***** DATA FOR THIS EXERCISE *****

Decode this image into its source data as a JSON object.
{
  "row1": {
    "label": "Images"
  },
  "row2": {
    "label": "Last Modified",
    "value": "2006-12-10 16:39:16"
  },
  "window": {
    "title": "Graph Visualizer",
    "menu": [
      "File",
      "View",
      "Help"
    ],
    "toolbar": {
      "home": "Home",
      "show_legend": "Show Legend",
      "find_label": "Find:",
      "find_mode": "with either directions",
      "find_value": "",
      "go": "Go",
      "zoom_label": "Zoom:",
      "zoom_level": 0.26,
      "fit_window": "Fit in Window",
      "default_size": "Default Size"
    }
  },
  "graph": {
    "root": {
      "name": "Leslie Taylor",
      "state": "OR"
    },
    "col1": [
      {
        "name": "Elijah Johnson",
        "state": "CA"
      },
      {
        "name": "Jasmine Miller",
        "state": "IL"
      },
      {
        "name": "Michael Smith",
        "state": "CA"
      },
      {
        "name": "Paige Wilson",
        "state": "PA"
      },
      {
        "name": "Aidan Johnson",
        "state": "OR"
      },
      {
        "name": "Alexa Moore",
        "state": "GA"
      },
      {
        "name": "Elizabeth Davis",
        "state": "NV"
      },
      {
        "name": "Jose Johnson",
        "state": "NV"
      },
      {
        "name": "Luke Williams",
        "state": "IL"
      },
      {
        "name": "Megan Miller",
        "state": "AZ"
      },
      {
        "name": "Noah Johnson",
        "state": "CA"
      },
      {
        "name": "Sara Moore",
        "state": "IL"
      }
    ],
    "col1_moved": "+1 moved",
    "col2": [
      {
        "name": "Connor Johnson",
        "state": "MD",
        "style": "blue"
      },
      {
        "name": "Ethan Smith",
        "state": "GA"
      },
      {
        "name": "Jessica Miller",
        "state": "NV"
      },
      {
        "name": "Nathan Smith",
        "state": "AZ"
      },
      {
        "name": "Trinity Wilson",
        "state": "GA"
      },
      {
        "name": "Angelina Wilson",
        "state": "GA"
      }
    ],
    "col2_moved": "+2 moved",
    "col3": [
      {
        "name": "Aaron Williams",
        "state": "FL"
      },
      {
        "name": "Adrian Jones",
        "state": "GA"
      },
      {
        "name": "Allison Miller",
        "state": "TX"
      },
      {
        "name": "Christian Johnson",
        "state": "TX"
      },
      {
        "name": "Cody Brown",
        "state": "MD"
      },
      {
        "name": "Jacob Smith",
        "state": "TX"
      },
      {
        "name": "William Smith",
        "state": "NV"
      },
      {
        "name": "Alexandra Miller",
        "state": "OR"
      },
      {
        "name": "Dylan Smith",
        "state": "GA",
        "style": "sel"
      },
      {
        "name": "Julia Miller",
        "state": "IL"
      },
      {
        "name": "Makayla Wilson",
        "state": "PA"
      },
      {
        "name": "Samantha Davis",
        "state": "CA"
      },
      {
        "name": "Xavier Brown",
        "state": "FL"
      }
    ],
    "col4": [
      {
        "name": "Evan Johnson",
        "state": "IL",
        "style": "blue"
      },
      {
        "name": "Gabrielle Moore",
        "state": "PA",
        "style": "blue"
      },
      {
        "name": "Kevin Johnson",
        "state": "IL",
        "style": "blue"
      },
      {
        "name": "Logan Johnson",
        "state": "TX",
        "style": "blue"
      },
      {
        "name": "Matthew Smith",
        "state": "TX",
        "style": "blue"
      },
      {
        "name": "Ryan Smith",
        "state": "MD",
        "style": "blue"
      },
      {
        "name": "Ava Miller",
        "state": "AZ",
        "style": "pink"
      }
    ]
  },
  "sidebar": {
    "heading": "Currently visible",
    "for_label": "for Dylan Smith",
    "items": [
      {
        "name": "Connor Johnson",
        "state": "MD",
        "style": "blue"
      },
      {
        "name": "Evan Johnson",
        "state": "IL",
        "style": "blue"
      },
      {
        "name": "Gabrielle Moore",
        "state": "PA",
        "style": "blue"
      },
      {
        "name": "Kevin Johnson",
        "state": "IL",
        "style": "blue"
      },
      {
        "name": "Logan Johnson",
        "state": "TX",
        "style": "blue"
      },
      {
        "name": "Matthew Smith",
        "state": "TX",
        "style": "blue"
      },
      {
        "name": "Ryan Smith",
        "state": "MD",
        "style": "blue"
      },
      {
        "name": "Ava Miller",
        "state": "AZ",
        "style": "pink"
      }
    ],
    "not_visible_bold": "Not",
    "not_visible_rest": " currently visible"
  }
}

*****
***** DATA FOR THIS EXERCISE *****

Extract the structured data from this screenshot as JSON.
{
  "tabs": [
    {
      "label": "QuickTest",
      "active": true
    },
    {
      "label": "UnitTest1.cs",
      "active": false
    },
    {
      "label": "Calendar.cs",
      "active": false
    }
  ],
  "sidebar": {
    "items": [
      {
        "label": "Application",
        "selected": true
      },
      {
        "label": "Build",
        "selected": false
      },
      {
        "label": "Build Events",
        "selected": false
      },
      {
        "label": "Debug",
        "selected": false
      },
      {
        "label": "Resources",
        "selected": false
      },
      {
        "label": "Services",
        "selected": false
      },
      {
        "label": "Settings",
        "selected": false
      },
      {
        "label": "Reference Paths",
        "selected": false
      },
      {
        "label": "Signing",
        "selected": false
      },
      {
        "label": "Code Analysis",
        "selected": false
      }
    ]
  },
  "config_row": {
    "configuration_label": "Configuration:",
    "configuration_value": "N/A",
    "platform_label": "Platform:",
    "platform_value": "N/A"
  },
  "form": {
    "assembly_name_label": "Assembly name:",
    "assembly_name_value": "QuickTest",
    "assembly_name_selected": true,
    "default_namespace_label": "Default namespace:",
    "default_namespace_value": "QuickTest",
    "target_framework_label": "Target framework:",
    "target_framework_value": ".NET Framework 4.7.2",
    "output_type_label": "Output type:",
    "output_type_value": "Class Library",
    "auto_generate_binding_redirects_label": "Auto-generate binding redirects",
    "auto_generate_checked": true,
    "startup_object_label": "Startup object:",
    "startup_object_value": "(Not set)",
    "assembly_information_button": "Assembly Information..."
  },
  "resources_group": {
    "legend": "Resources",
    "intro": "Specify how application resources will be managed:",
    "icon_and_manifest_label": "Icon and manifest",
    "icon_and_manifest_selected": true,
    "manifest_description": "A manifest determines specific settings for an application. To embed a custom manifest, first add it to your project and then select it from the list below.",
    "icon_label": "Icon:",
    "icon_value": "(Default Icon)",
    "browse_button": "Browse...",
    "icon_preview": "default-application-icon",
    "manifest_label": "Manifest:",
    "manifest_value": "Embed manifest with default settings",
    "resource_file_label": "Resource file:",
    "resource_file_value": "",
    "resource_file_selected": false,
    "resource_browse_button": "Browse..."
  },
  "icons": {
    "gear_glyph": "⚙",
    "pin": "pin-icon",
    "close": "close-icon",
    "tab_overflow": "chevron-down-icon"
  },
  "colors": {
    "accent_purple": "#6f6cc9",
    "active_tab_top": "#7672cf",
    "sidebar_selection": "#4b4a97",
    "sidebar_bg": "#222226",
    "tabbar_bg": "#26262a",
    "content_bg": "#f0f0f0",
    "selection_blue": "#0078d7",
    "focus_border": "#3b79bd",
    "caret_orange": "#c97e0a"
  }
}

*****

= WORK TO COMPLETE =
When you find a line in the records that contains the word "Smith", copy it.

= EXERCISE RESULT =
        "name": "Michael Smith",
        "name": "Ethan Smith",
        "name": "Nathan Smith",
        "name": "Jacob Smith",
        "name": "William Smith",
        "name": "Dylan Smith",
        "name": "Matthew Smith",
        "name": "Ryan Smith",
    "for_label": "for Dylan Smith",
        "name": "Matthew Smith",
        "name": "Ryan Smith",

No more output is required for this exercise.